__TASK DETAILS__. Below are the records; collect from them each line containing the string "JSON".

[Element data from apps and pages]

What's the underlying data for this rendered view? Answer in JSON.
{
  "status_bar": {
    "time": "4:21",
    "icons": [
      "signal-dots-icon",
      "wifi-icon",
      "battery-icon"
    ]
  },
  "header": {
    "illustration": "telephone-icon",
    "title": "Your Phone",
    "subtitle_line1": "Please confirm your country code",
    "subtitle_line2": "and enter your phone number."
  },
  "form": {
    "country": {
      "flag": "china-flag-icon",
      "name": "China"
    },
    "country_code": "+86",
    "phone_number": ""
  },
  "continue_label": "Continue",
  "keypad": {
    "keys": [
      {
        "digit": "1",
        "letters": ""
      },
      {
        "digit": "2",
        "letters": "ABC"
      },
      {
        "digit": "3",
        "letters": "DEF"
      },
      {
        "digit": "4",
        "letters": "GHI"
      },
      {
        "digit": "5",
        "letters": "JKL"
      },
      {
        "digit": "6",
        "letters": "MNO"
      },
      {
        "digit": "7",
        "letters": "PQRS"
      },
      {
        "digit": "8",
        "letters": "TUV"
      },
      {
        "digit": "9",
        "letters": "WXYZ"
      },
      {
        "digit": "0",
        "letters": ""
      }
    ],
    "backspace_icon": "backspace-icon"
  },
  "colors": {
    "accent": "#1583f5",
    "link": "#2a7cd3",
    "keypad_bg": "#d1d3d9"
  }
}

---

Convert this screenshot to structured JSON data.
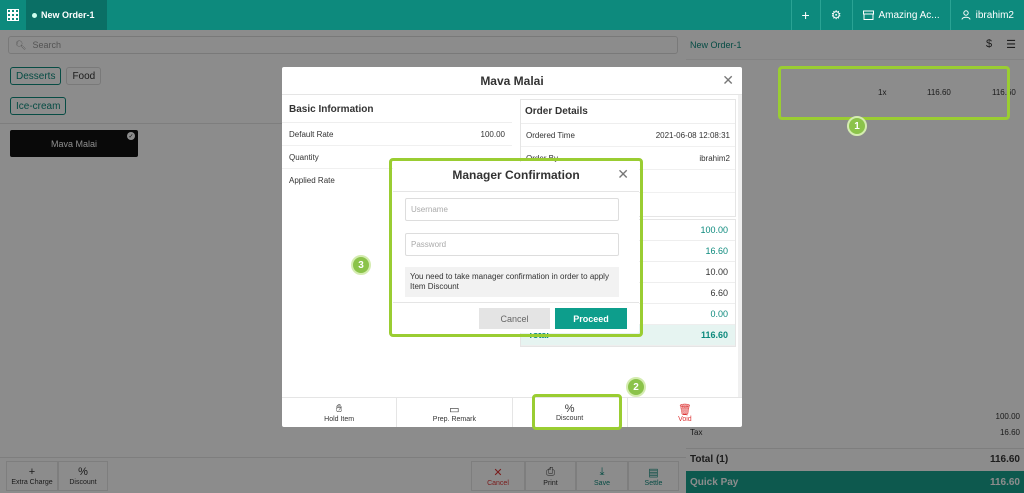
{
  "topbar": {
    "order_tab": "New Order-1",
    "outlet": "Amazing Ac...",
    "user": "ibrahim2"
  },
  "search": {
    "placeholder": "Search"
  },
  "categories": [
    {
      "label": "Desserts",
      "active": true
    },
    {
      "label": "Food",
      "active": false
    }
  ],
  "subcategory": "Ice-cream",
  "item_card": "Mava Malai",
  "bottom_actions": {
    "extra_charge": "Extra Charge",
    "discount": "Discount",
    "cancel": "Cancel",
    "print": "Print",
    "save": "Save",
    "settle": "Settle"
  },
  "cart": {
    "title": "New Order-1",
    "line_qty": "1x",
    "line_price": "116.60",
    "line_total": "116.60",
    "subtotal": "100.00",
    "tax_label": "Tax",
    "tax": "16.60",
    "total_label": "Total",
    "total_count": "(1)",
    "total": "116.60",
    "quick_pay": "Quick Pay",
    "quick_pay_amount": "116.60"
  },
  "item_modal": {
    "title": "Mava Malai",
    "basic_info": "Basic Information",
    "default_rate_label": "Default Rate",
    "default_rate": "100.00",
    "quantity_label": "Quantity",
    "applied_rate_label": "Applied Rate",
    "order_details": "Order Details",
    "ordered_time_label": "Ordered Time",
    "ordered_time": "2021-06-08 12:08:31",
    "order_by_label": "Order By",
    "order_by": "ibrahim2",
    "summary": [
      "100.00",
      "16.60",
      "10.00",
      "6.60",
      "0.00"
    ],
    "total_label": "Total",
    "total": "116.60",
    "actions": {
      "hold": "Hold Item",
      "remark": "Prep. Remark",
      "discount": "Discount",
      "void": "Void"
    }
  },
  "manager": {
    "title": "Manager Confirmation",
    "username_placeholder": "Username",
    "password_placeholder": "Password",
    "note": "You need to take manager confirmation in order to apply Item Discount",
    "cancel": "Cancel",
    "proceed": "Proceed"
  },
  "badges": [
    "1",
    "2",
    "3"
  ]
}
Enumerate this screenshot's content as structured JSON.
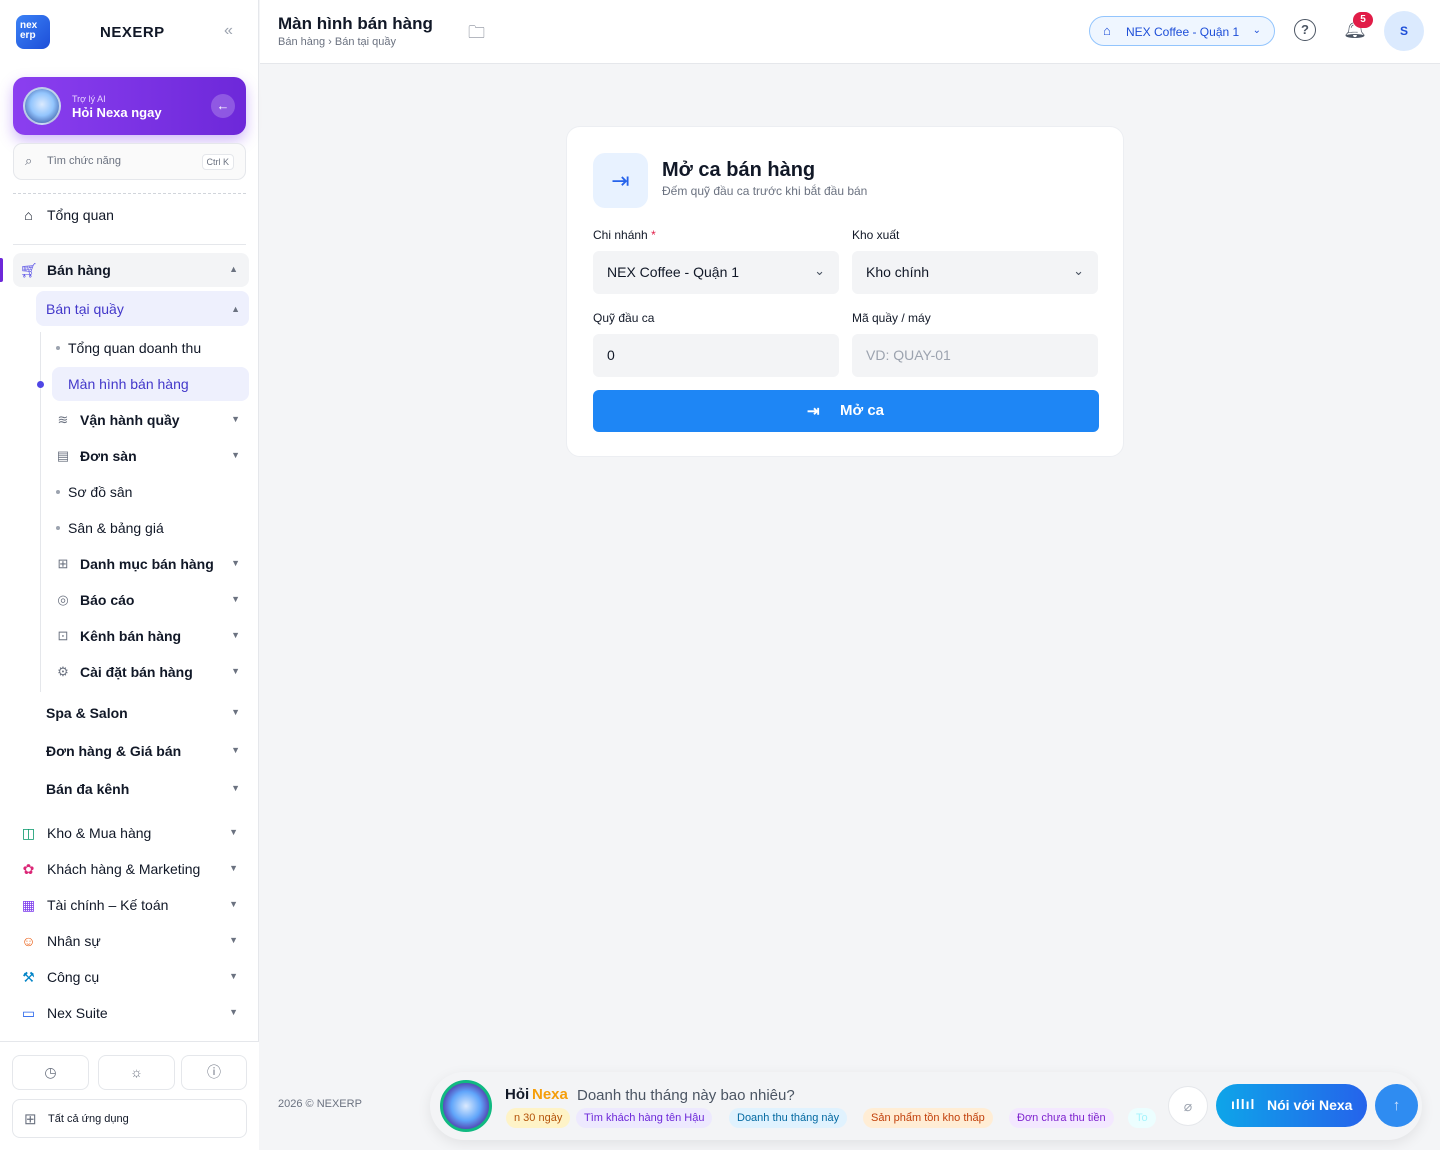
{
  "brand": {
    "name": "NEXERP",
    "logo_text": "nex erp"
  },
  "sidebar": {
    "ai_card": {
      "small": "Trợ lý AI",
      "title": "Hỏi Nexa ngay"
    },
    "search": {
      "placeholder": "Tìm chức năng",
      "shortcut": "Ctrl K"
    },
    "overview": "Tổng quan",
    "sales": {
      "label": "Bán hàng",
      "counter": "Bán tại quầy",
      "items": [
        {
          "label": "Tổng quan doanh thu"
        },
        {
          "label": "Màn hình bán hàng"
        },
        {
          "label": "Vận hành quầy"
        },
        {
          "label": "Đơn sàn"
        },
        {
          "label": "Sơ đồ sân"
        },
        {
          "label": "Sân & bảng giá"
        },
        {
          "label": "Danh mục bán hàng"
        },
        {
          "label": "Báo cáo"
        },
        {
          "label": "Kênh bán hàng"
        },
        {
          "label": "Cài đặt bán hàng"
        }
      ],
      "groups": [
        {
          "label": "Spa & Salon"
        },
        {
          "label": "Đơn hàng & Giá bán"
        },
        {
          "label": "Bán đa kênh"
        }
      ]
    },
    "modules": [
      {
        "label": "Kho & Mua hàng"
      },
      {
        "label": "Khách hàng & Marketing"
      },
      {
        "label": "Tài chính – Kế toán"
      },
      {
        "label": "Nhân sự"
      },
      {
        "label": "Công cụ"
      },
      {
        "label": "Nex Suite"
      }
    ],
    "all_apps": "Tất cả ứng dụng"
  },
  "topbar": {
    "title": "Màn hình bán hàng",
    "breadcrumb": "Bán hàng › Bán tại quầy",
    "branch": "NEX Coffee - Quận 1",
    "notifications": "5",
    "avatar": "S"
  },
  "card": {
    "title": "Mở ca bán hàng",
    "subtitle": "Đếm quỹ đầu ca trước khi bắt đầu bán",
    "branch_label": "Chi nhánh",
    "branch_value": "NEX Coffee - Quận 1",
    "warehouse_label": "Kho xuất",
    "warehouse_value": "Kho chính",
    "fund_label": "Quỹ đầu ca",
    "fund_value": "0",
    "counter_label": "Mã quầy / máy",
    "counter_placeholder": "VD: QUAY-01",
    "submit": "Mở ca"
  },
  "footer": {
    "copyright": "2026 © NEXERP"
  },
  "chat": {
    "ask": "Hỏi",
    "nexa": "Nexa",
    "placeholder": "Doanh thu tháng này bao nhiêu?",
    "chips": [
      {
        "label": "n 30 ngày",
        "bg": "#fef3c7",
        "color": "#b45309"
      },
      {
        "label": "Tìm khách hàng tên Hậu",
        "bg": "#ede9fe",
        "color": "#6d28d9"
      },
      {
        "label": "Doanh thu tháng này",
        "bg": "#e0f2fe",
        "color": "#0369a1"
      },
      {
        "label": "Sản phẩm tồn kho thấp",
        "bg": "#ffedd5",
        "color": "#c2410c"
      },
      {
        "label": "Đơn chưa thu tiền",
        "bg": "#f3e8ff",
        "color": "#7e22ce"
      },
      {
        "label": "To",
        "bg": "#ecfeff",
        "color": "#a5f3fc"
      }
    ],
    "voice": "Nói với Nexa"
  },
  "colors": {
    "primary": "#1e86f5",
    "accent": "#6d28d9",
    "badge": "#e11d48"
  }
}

__THE ANSWER__.
What's the underlying data for this rendered view? Answer in JSON.
Convert this screenshot to structured JSON data.
Enumerate this screenshot's content as structured JSON.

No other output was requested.